What is Responsible AI?
Explainable AI and the pursuit of using technology and statistical methods to explain Machine Learning models, quickly became a much larger question. Best practices in applying AI is not just a statistical question, but a people and process question as well, which forms the key elements of Responsible AI. In order to achieve maximum transparency and understanding of AI, it is imperative to address and understand the full view of models and their impact. There are six categories that comprise the most critical themes in Responsible AI: Explainable AI, Interpretable Machine Learning technology, Ethical AI, Secure AI, Human-Centered AI, and Compliance.
The Importance of Responsibility
The last few years have brought to light many failed cases of companies deploying AI without adequately considering or analyzing the risk of their models. In order to mitigate the risks of models overfitting, perpetuating historical human bias, or failing to adapt to data drift (among others), AI deployers should consider our core themes of Responsible AI:
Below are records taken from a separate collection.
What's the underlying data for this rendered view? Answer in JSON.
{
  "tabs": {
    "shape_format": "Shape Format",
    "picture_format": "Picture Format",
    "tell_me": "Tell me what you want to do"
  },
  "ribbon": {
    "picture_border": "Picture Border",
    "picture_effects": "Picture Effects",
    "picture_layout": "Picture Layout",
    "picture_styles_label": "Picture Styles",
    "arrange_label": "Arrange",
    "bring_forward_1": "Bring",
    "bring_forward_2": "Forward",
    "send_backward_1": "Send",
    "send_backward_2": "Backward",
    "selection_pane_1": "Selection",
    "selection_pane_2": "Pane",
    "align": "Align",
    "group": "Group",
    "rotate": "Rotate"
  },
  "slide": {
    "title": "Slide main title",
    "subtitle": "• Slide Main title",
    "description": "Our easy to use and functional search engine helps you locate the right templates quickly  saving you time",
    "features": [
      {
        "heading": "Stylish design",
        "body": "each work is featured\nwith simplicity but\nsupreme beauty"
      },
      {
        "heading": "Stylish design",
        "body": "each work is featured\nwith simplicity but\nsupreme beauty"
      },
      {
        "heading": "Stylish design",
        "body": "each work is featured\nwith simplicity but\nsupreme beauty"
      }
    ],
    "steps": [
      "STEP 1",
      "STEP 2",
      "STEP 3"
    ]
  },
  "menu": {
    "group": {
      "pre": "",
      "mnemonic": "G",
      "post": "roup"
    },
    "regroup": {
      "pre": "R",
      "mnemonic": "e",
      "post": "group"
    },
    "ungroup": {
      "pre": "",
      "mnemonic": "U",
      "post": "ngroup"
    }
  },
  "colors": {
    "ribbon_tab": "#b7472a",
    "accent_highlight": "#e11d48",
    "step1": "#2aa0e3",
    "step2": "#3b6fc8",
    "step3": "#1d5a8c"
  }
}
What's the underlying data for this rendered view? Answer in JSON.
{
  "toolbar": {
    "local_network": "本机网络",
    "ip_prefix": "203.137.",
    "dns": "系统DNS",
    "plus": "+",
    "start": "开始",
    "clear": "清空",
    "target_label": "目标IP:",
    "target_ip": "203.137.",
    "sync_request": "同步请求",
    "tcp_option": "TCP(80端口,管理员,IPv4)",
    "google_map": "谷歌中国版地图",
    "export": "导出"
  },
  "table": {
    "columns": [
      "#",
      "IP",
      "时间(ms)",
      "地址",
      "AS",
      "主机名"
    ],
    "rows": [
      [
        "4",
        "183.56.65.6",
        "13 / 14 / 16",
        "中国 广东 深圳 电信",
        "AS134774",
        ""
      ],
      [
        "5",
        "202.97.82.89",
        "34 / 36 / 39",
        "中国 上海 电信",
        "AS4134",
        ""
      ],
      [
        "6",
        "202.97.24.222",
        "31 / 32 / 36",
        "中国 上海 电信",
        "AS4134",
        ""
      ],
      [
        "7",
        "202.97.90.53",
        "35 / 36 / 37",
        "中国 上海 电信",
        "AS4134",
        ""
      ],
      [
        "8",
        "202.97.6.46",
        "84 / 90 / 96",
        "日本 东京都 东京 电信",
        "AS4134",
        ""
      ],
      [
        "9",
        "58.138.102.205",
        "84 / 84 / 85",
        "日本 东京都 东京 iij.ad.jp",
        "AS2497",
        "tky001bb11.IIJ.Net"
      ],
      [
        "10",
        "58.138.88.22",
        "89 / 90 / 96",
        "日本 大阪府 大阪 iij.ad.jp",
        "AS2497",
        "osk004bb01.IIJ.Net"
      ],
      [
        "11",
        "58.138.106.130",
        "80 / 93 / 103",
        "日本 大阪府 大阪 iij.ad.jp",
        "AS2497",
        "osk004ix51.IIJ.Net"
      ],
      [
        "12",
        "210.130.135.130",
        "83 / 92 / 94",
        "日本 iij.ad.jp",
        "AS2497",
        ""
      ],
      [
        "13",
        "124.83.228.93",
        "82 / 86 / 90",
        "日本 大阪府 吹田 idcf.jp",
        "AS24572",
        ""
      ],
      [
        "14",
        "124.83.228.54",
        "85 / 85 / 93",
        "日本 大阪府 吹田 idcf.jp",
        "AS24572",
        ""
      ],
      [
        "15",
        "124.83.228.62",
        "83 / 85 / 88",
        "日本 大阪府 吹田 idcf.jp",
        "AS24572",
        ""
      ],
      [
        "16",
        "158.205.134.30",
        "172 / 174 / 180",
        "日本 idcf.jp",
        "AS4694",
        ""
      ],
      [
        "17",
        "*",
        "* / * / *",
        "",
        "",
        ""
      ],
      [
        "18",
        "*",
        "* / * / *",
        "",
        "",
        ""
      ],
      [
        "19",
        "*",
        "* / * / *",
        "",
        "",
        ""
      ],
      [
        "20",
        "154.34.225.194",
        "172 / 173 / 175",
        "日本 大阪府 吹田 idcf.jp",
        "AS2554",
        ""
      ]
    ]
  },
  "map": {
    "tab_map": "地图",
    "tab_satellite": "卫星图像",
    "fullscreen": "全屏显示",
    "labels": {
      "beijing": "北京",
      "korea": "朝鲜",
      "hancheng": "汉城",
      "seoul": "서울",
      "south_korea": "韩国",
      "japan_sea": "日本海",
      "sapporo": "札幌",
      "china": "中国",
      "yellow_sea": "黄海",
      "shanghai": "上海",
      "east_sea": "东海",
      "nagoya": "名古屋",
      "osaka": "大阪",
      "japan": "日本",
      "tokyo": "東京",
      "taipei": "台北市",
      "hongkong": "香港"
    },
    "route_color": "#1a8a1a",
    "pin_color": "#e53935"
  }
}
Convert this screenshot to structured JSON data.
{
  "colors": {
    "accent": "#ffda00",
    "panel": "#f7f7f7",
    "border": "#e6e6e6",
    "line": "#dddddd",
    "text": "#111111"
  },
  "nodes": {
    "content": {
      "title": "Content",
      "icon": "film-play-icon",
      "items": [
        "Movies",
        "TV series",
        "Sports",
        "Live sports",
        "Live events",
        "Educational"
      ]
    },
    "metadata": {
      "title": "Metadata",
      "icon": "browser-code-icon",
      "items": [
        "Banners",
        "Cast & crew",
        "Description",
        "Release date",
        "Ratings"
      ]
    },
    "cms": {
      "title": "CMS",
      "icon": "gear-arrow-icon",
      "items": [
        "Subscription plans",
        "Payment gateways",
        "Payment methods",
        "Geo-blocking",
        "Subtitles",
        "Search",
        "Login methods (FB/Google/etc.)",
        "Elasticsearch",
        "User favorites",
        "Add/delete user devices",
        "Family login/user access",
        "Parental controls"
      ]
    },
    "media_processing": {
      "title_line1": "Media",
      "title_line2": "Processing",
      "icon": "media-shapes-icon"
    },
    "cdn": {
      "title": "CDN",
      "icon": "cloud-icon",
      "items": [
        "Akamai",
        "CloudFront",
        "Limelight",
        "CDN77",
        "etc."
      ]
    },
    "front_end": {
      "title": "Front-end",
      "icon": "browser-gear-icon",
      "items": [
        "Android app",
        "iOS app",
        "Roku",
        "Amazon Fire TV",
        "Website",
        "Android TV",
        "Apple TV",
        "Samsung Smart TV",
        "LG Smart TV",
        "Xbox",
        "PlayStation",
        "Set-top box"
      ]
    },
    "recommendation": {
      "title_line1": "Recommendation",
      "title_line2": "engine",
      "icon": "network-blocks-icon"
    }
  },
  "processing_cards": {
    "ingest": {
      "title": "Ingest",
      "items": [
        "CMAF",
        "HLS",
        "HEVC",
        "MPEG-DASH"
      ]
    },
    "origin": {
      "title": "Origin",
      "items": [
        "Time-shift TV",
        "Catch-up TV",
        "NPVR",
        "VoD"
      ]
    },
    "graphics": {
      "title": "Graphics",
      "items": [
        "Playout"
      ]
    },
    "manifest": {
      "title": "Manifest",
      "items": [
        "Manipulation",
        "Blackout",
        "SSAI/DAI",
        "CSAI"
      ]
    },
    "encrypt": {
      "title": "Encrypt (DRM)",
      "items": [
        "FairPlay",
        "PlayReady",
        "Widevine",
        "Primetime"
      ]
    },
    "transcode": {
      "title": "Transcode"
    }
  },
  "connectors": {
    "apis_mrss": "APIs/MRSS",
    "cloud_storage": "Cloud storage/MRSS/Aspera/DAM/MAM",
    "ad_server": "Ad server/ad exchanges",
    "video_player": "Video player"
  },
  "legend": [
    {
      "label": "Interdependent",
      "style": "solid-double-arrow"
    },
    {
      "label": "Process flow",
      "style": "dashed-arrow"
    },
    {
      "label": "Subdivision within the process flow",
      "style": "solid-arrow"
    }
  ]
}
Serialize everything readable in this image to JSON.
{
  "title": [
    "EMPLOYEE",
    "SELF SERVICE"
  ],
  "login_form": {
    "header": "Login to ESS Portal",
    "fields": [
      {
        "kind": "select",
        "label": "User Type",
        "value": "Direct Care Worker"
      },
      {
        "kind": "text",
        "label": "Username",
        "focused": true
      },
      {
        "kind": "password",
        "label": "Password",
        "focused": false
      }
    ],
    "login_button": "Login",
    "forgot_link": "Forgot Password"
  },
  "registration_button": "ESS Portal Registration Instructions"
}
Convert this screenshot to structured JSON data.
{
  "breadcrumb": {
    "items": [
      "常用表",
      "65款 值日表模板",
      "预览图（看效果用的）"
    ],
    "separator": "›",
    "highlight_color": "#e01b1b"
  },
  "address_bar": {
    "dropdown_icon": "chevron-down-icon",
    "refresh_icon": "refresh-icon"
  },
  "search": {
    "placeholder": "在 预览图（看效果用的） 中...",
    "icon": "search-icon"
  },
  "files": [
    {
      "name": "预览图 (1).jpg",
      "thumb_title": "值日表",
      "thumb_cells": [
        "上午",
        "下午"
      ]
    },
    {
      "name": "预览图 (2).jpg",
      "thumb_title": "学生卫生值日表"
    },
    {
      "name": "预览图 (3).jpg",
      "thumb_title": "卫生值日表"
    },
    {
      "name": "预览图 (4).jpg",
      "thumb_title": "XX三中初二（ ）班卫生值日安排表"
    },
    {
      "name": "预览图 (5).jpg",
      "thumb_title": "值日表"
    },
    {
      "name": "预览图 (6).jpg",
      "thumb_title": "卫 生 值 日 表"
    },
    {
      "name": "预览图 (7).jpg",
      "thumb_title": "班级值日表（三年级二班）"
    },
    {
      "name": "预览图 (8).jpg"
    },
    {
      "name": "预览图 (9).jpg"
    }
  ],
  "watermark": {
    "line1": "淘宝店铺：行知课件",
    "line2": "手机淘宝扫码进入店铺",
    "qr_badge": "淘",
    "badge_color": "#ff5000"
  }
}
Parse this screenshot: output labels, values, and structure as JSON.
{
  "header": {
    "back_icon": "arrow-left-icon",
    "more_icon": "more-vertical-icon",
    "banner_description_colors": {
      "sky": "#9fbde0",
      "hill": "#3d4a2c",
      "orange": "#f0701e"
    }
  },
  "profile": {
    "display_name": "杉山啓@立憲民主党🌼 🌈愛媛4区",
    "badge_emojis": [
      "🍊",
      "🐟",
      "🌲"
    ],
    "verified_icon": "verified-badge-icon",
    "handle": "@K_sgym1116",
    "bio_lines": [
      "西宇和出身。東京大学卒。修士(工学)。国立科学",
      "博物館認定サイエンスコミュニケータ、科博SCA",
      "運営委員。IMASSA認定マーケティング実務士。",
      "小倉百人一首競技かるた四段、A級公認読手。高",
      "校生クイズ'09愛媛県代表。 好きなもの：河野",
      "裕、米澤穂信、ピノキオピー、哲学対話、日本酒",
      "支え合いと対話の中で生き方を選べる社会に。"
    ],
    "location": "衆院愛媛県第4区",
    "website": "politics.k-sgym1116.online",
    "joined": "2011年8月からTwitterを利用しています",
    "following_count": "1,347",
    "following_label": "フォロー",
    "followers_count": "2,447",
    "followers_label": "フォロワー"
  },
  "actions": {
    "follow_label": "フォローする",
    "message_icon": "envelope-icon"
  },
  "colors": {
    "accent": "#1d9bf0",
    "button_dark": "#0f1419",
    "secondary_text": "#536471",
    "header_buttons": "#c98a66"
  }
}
- Explainable AI (XAI): The ability to explain a model after it has been developed
- Interpretable Machine Learning: Transparent model architectures and increasing how intuitive and understandable ML models can be
- Ethical AI: Sociological fairness in machine learning predictions (i.e., whether one category of person is being weighted unequally)
- Secure AI: Debugging and deploying ML models with similar counter-measures against insider and cyber threats as would be seen in traditional software
- Human-Centered AI: User interactions with AI and ML systems
- Compliance: Making sure your AI systems meet the relevant regulatory requirements whether that’s with GDPR, CCPA, FCRA, ECOA or other regulations
We’ve written a primer blog on key terms and ideas in Responsible AI to help define a list of critical industry terminology as we view them at H2O.ai with respect to our research and products.
An Introduction to Machine Learning Interpretability Second Edition
Download this book to learn to make the most of recent and disruptive breakthroughs in debugging, explainability, fairness, and interpretability techniques for machine learning. In this report you’ll find:
- Definitions and examples
- Social and Commercial Motivations for Machine Learning
- A Machine Learning Interpretability Taxonomy for Applied Practitioners
- Common Interpretability Techniques
- Limitations and Precautions
- Testing Interpretability and Fairness
- Machine Learning Interpretability in Action